He congratulated staffers Shannon Taylor and Leslie Fulton on, “their social media prowess“. Nels wrapped it up with, “We never really thought of it, but I guess we are cool and trendy over here at the SDBJ.” I agree that the team as well as the co-emcee Susan Taylor did a great job of promoting the event, the SDBJ and San Diego as a place where women mean business, but I’m not surprised.

The Internet was made for women. The majority of my clients are successful women business owners. When they speak about the Internet they use words like tool instead of weapon, collaboration instead of competition, conversation instead of confrontation.

No Longer Cool or Trendy, Just Effective

Using social networking to connect your digital dots has gone beyond being cool or trendy. Now it’s effective, essential and easy. Here are some tips you can use to get your social networking game on:
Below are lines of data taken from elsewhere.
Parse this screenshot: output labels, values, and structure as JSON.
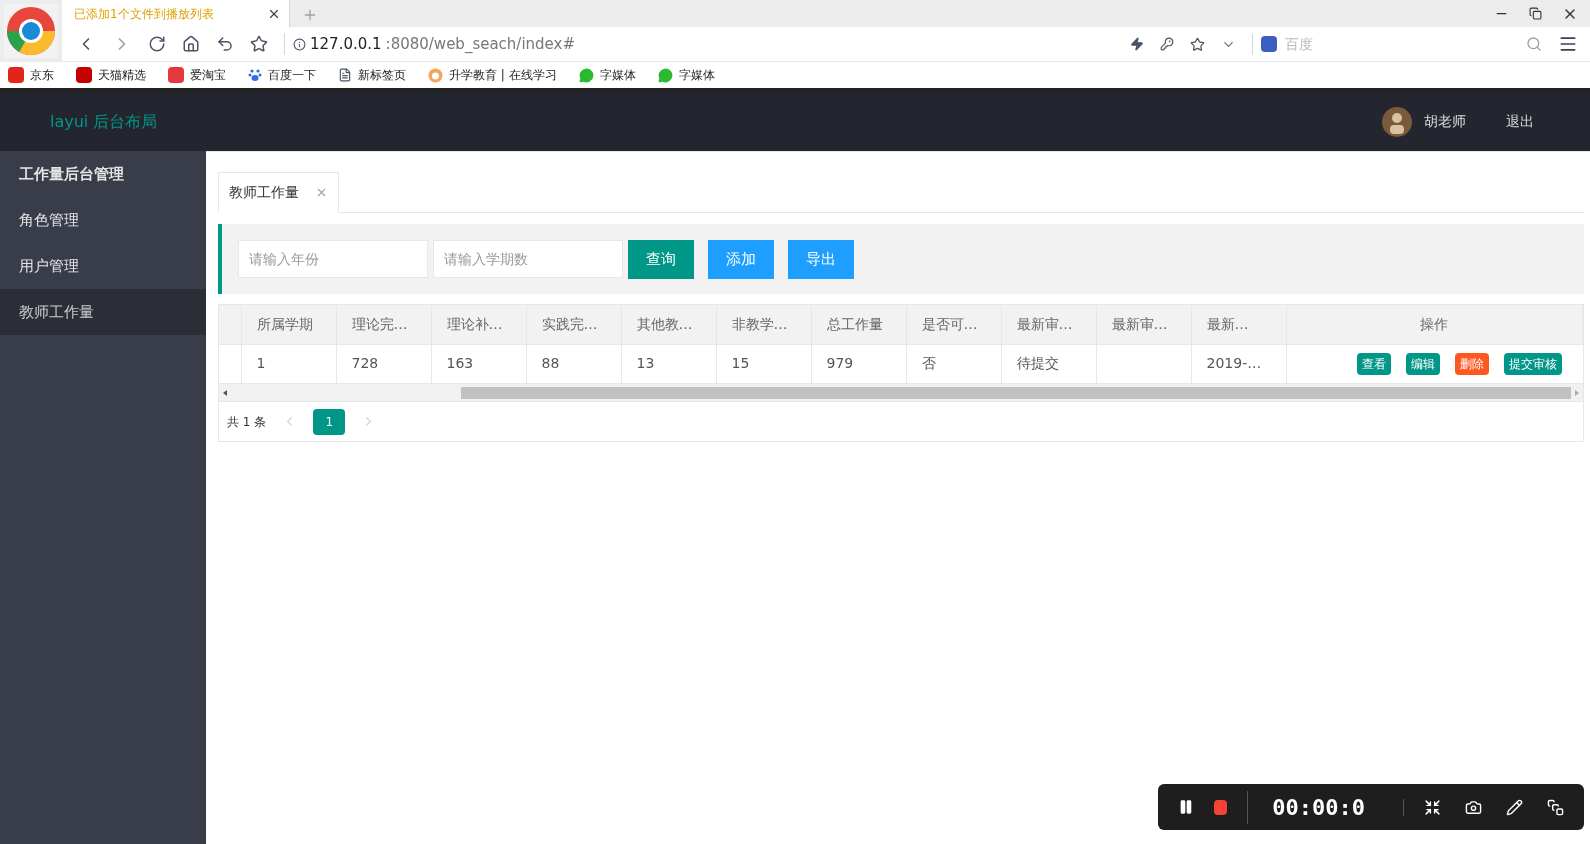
{
  "browser": {
    "notice": "已添加1个文件到播放列表",
    "url_host": "127.0.0.1",
    "url_rest": ":8080/web_seach/index#",
    "search_placeholder": "百度",
    "bookmarks": [
      {
        "label": "京东",
        "kind": "jd"
      },
      {
        "label": "天猫精选",
        "kind": "tmall"
      },
      {
        "label": "爱淘宝",
        "kind": "taobao"
      },
      {
        "label": "百度一下",
        "kind": "paw"
      },
      {
        "label": "新标签页",
        "kind": "page"
      },
      {
        "label": "升学教育 | 在线学习",
        "kind": "flame"
      },
      {
        "label": "字媒体",
        "kind": "chat"
      },
      {
        "label": "字媒体",
        "kind": "chat"
      }
    ]
  },
  "header": {
    "logo": "layui 后台布局",
    "user": "胡老师",
    "logout": "退出"
  },
  "sidebar": {
    "items": [
      {
        "label": "工作量后台管理",
        "selected": false,
        "bold": true
      },
      {
        "label": "角色管理",
        "selected": false,
        "bold": false
      },
      {
        "label": "用户管理",
        "selected": false,
        "bold": false
      },
      {
        "label": "教师工作量",
        "selected": true,
        "bold": false
      }
    ]
  },
  "tabs": [
    {
      "label": "教师工作量",
      "selected": true
    }
  ],
  "search": {
    "fields": [
      {
        "placeholder": "请输入年份"
      },
      {
        "placeholder": "请输入学期数"
      }
    ],
    "buttons": [
      {
        "label": "查询",
        "kind": "teal"
      },
      {
        "label": "添加",
        "kind": "blue"
      },
      {
        "label": "导出",
        "kind": "blue"
      }
    ]
  },
  "table": {
    "columns": [
      "所属学期",
      "理论完…",
      "理论补…",
      "实践完…",
      "其他教…",
      "非教学…",
      "总工作量",
      "是否可…",
      "最新审…",
      "最新审…",
      "最新…",
      "操作"
    ],
    "rows": [
      {
        "cells": [
          "1",
          "728",
          "163",
          "88",
          "13",
          "15",
          "979",
          "否",
          "待提交",
          "",
          "2019-…"
        ],
        "actions": [
          {
            "label": "查看",
            "kind": "teal"
          },
          {
            "label": "编辑",
            "kind": "teal"
          },
          {
            "label": "删除",
            "kind": "orange"
          },
          {
            "label": "提交审核",
            "kind": "teal"
          }
        ]
      }
    ]
  },
  "pagination": {
    "total": "共 1 条",
    "pages": [
      {
        "label": "1",
        "selected": true
      }
    ]
  },
  "recorder": {
    "time": "00:00:0"
  }
}
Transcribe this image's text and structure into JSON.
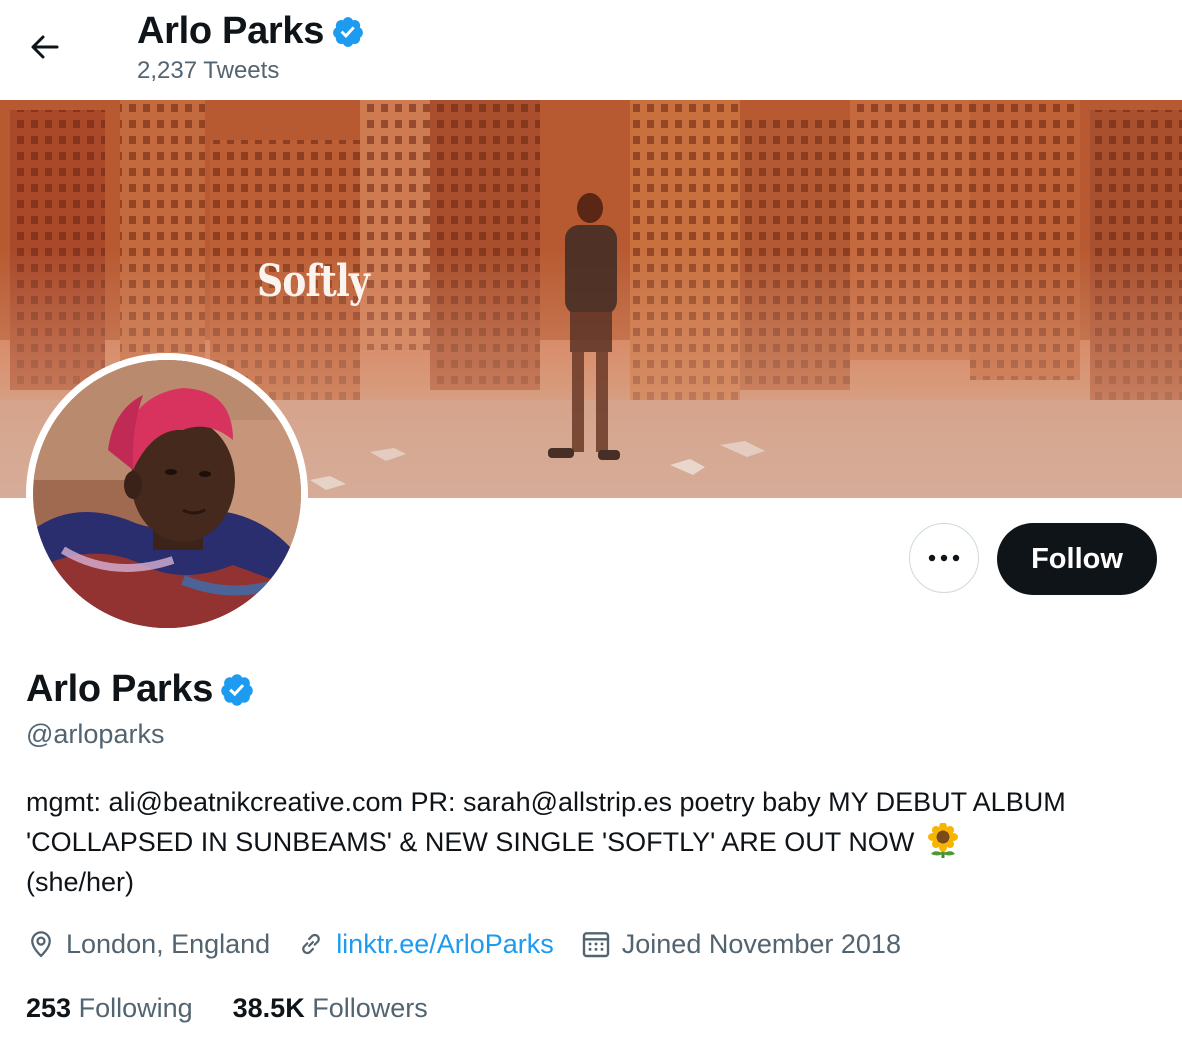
{
  "header": {
    "back_icon": "arrow-left-icon",
    "title": "Arlo Parks",
    "tweet_count": "2,237 Tweets"
  },
  "banner": {
    "logo_text": "Softly"
  },
  "actions": {
    "more_icon": "more-horizontal-icon",
    "follow_label": "Follow"
  },
  "profile": {
    "name": "Arlo Parks",
    "verified_icon": "verified-badge-icon",
    "handle": "@arloparks",
    "bio": "mgmt: ali@beatnikcreative.com PR: sarah@allstrip.es poetry baby MY DEBUT ALBUM 'COLLAPSED IN SUNBEAMS' & NEW SINGLE 'SOFTLY' ARE OUT NOW",
    "bio_emoji": "sunflower",
    "bio_end": "(she/her)",
    "location": "London, England",
    "location_icon": "location-pin-icon",
    "website": "linktr.ee/ArloParks",
    "website_icon": "link-icon",
    "joined": "Joined November 2018",
    "joined_icon": "calendar-icon",
    "following_count": "253",
    "following_label": "Following",
    "followers_count": "38.5K",
    "followers_label": "Followers"
  },
  "colors": {
    "accent": "#1d9bf0",
    "text_primary": "#0f1419",
    "text_secondary": "#536471",
    "follow_button_bg": "#0f1419",
    "border": "#cfd9de"
  }
}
Pre-event Promotion – use images from a prior event to build the buzz, as well as ticket sales. Engage your loyal fans by having them post “Why you should not miss this event!” profile updates.

Capture the Excitement – Use mobile tools to capture memories of these special moments during your event.

Break the Fourth Wall – Extend the celebration and the learning beyond the place and time of your event. Carry what you learned out into your community. The best way to grow your membership and effectiveness is to present images and accounts of HSP (Happy Smiling People).

Social networking is no longer a novelty, or a marketing strategy out on the fringe. Whether in-person or online, social networking has taken center stage in business owners efforts to get discovered.

What trend are you going to start today?


*Editors Note: SDBJ’s paywall prevents me from linking directly to the article. If you’re a subscriber, log into SDBJ.com and search for the title.


Helping Organizations Become the Master of Their Digital Domain